I learnt a lot about lighting from him. It came in handy while directing Sahib Bibi Aur Ghulam. But I could never really rise to his standard of using light in a scene to make it unique and painterly.
Even more unusual was the fact that for the first time a song was shot that explore the emotional mood of the protagonists. There had been songs that were played in the background, third party songs so to speak, where the lyrics either spoke to or about the actor or actress on screen and these were usually filmed in long shots. Guru Dutt took the idea one step further. He had the two protagonists voicing their emotions as if subconsciously without moving their lips. Expounding the personal feeling of both character without them actually moving their lips was something absolutely fresh and new at that times.
Best known for her long association with Femina, which she edited for 12 years, Sathya Saran is also the author of a diverse variety of books. The Dark Side reflects her love of the short story, while the critically acclaimed biographies, 10 Years with Guru Dutt: Abrar Alvi's Journey; Sun Mere Bandhu Re: The Musical World of S.D. Burman and Baat Niklegi Toh Phir: The Life and Music of Jagjit Singh bear testimony to her love of cinema and music.
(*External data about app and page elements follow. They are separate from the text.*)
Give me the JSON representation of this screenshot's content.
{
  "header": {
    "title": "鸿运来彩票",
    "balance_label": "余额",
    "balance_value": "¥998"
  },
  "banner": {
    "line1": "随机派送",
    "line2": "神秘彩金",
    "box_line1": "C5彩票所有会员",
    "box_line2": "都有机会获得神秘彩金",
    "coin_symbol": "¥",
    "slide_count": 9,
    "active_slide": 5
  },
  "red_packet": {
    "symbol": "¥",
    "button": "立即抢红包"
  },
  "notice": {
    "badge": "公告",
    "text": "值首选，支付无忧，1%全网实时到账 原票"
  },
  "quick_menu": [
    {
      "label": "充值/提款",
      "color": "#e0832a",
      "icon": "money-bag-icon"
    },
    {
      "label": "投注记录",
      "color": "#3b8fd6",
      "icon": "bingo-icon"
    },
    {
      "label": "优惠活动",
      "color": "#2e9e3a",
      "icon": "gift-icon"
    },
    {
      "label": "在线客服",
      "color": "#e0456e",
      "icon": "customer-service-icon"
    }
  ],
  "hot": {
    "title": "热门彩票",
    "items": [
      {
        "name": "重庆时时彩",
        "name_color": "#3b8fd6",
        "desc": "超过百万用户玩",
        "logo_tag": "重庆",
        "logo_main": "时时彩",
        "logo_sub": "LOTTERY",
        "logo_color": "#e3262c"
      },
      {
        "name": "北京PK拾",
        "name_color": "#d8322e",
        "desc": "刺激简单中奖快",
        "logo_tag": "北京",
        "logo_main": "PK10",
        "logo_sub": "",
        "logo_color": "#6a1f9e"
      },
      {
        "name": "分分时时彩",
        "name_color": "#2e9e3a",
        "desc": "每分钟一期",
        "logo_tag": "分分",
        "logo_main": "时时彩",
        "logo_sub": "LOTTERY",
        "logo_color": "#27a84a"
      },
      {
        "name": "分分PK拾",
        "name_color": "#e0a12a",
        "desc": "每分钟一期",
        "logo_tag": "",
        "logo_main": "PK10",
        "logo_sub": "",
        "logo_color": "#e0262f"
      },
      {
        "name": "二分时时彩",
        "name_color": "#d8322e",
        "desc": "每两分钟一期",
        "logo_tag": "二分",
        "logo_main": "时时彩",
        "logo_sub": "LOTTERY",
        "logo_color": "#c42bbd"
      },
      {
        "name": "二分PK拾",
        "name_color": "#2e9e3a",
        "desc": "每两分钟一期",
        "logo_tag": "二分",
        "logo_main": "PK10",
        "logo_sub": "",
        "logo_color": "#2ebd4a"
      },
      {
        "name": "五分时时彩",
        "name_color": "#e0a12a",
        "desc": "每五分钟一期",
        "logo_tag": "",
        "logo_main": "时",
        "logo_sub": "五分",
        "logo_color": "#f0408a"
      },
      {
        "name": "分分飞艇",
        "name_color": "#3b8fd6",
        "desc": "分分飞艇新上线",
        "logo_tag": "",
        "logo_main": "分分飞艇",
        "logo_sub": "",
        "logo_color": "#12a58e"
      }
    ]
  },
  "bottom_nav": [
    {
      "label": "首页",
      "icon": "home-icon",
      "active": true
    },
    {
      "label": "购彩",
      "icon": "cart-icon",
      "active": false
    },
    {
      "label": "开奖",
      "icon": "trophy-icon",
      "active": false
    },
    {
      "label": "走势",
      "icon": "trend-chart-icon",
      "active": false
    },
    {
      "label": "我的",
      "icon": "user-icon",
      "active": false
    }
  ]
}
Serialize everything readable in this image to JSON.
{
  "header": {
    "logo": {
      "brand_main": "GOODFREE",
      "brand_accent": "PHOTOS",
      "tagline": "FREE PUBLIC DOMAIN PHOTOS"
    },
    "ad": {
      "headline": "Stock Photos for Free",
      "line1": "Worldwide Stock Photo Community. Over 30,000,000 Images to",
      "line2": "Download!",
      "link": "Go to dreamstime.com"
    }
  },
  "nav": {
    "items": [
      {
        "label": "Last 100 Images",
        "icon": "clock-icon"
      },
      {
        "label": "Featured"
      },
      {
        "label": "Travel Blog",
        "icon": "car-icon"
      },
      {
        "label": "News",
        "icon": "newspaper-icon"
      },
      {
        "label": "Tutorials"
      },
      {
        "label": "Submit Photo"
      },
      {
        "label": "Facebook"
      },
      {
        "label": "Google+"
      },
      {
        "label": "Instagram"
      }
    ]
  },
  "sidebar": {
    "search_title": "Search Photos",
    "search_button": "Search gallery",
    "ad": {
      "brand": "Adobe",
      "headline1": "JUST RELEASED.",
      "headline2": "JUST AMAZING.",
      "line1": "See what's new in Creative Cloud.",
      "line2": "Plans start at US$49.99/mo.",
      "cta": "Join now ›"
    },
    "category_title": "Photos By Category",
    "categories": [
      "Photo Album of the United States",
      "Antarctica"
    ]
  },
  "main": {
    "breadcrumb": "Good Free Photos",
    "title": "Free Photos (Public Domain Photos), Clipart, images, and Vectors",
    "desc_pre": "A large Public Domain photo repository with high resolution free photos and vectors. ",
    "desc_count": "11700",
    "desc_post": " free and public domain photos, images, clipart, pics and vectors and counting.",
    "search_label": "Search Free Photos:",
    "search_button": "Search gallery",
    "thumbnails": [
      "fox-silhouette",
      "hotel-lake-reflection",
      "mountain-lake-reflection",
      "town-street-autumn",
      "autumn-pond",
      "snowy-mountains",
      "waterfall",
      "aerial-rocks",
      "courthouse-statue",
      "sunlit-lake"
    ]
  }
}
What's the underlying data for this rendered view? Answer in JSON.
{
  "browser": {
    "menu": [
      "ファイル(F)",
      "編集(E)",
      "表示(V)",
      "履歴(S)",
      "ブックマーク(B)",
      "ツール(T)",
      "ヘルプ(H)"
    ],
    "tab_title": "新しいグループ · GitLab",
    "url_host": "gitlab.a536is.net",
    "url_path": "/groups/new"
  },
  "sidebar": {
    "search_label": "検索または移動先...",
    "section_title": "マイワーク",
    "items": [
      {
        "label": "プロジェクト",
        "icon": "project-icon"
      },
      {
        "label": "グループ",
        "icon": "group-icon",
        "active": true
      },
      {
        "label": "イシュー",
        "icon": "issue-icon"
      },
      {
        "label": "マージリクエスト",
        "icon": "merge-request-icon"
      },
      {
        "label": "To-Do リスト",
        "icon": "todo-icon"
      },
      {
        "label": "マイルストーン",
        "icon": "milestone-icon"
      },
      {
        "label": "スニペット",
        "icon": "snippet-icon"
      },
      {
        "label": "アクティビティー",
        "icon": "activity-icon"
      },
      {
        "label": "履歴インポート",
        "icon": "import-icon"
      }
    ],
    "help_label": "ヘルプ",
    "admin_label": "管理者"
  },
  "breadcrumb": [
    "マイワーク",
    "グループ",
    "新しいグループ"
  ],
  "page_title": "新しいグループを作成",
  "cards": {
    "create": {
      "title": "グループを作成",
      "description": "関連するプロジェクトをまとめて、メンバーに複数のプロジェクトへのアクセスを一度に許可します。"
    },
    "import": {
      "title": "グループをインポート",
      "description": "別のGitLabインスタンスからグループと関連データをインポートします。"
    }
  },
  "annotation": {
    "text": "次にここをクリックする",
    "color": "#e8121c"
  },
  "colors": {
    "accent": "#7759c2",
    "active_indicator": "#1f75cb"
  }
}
Sathya has just completed a biography of Pt Hariprasad Chaurasia. Till recently Consulting Editor of Harper Collins India Pvt Ltd., her assignments included editing the newly-released anthology on marriage Knot for Keeps.
Sathya teaches fashion journalism at NIFT Mumbai, Kangra and Srinagar. She has been a stage actor with Veenapani Chawla. Passionate about writing, she recently held the first of its kind Writers Conclave titled The Spaces Between Words, the festival sponsored by JSW, in partnership with The Hindu, at Kaladham near Hampi.
Sathya has written a television serial titled Kashmakash on marital problems.
Her column in Femina and Me magazine is now continuing to gain new fans as a guest column in Dainik Jagran.